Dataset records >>
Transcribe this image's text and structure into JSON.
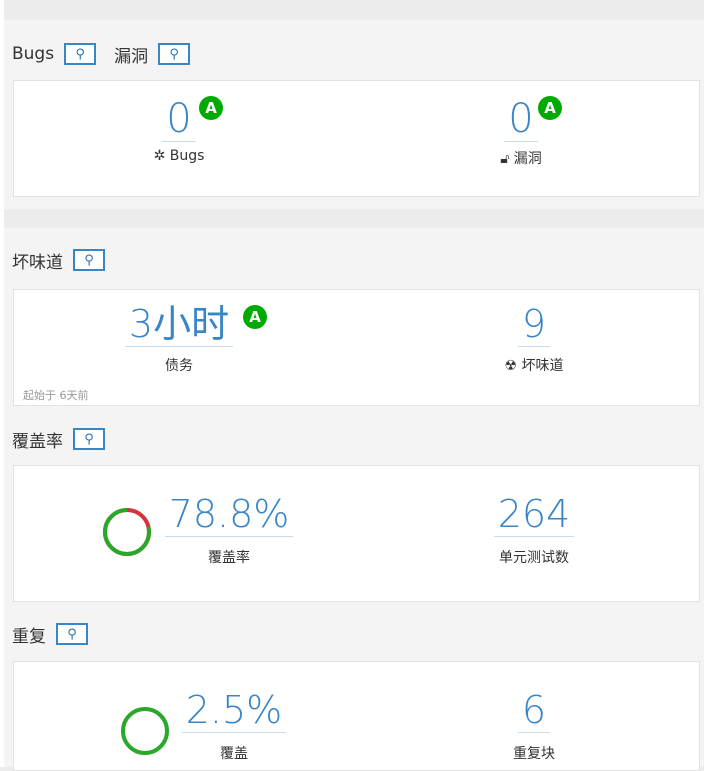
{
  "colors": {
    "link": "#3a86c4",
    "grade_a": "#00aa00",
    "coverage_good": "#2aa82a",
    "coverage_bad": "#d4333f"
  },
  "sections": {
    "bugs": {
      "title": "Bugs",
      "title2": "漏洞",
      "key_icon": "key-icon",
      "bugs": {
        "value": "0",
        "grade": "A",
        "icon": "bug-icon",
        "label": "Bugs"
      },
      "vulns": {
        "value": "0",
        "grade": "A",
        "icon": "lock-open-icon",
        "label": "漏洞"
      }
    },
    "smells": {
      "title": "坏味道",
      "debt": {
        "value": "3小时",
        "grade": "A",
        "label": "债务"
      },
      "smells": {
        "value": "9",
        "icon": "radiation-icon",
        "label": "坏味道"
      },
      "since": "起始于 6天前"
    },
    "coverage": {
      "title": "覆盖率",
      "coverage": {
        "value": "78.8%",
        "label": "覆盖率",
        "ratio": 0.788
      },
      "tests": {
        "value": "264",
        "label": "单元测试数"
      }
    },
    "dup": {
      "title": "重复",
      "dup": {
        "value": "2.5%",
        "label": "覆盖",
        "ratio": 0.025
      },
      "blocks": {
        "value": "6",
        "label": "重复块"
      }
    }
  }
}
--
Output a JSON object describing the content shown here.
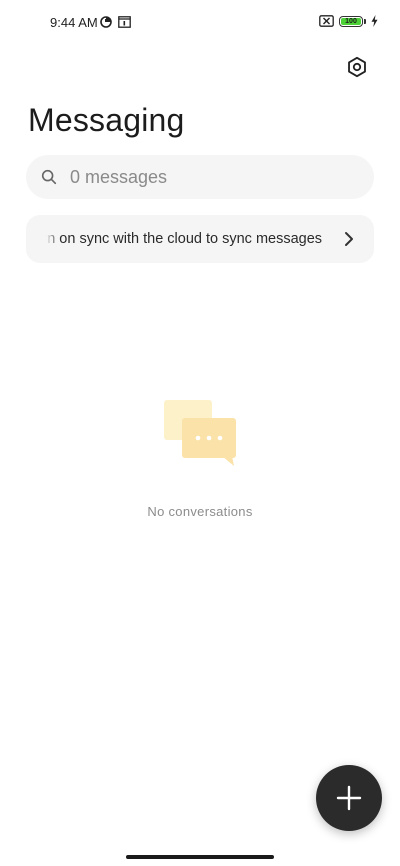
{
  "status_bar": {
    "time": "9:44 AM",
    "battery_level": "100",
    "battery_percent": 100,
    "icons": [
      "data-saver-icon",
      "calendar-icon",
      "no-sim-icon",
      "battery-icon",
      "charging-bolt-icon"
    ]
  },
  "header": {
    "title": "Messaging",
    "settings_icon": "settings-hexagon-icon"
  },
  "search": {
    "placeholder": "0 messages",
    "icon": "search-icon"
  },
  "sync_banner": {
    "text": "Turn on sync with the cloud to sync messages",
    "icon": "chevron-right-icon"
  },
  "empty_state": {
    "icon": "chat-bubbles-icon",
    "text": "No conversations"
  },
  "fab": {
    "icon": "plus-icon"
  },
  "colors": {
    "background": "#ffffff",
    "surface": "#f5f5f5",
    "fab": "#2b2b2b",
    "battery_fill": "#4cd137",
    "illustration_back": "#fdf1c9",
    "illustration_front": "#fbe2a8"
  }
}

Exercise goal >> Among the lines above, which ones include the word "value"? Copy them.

Result of the exercise >>
        "value": "0",
        "value": "0",
        "value": "3小时",
        "value": "9",
        "value": "78.8%",
        "value": "264",
        "value": "2.5%",
        "value": "6",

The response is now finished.